Hyponatremia, defined as a serum sodium concentration below 135 mmol/L, is one of the most frequently encountered electrolyte disorders. In 1981, Flear et al1 reported that 15% of their hospitalized patients had plasma sodium concentrations lower than 134 mmol/L, the cutoff they were using at that time.
Hyponatremia is sometimes merely a laboratory artifact or a result of improper blood collection. If real, it can be due to excessive water intake or, most often, the inability of the kidney to excrete water coupled with continued water intake. Patients with significant underlying cardiac, hepatic, or renal dysfunction are at greatest risk of developing hyponatremia, secondary to the nonosmotic release of antidiuretic hormone (ADH). Others at risk include postoperative patients (especially menstruating women), older patients on thiazide diuretics, patients with malignant or psychiatric illness, and endurance athletes.
In this article, we review the treatment of acute and chronic hyponatremia, emphasizing the importance of basing the therapy on the severity of symptoms and taking care not to raise the serum sodium level too rapidly, which can cause neurologic dysfunction.
Guidelines for managing hyponatremia2 are based mostly on retrospective studies and expert opinion, since few prospective studies have been done. Despite the paucity of evidence-based recommendations, we will attempt to incorporate findings from important human and animal studies and consensus guidelines from expert panels. We will focus initially on the critical diagnostic considerations necessary to initiate treatment.
SYMPTOMATIC VS ASYMPTOMATIC
Subsequent sections will address therapeutic approaches in two clinical settings:
Symptomatic hyponatremia, ie, with severe signs or symptoms of cerebral edema—a medical emergency; and
Asymptomatic hyponatremia, ie, without serious signs or symptoms of cerebral edema.
KEY DIAGNOSTIC STEPS WHEN STARTING TREATMENT
The treatment of hyponatremia begins by confirming a truly hypo-osmolar state, assessing its clinical significance, and determining its cause (Table 1).
The clinical and laboratory evaluations form the foundation of a proper approach to any patient with hyponatremia. The rationale behind making several important diagnostic distinctions will be discussed here briefly and then expanded on in the remaining text. The reader is referred to another review on the diagnostic evaluation of hyponatremia.3
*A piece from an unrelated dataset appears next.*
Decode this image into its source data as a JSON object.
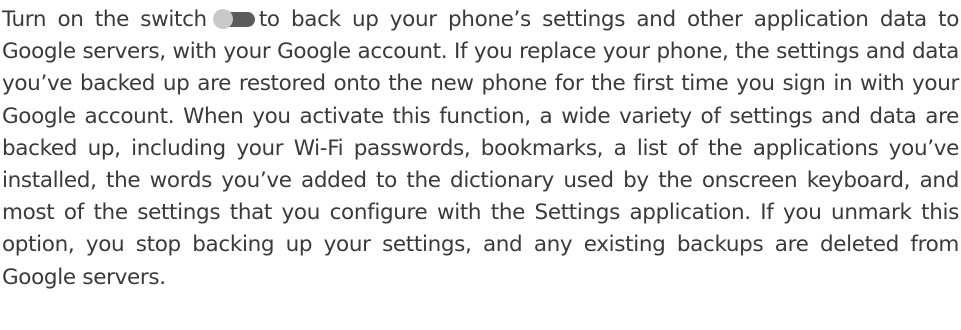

Confirm that the patient truly has hypo-osmolar hyponatremia
The serum osmolality should be measured to confirm that it is low (ie, < 275 mOsm/kg). In addition, the arterial serum sodium concentration can be measured using a blood gas device if pseudohyponatremia (see below) is suspected. This method uses direct potentiometry and bypasses the dilutional step in the processing of venous samples.4
Rationale. The clinical consequences of hyponatremia are due to water moving from hypo-osmolar extracellular fluid into the relatively hyperosmolar interior of the cell. This water movement can cause progressive cerebral edema, resulting in a spectrum of signs and symptoms from headache and ataxia to seizures and coma. But significant fluid shifts and cerebral edema occur only if the extracellular fluid is hypo-osmolar relative to the intracellular fluid.
In fact, hyponatremia can occur in several situations in which the extracellular fluid is not hypo-osmolar. An increase in effective plasma osmoles (substances in the extracellular fluid that do not readily move across the plasma membrane) can cause water to move out of cells, resulting in translocational hyponatremia. This may be seen in hyperglycemia or when mannitol or contrast dye has been given. In these situations, the plasma is either isotonic or even hypertonic to the intracellular fluid, resulting in no movement of water into the cells and therefore no clinical consequences relating to the hyponatremia. Importantly, no therapy is required for the hyponatremia.
Other situations in which hyponatremia is present but not associated with true hypotonicity include states of excess protein or lipid in the blood (pseudohyponatremia). Also, if an infusion of hypotonic fluid is running, clinicians must be sure that blood samples are not drawn proximally in the same vein.
Are there significant signs or symptoms of cerebral edema?
Patients need to be assessed quickly because those with serious neurologic signs or symptoms thought to be related to hyponatremia require urgent treatment with hypertonic saline to increase the serum sodium concentration, regardless of the underlying volume status, the cause of hyponatremia, or the time of onset.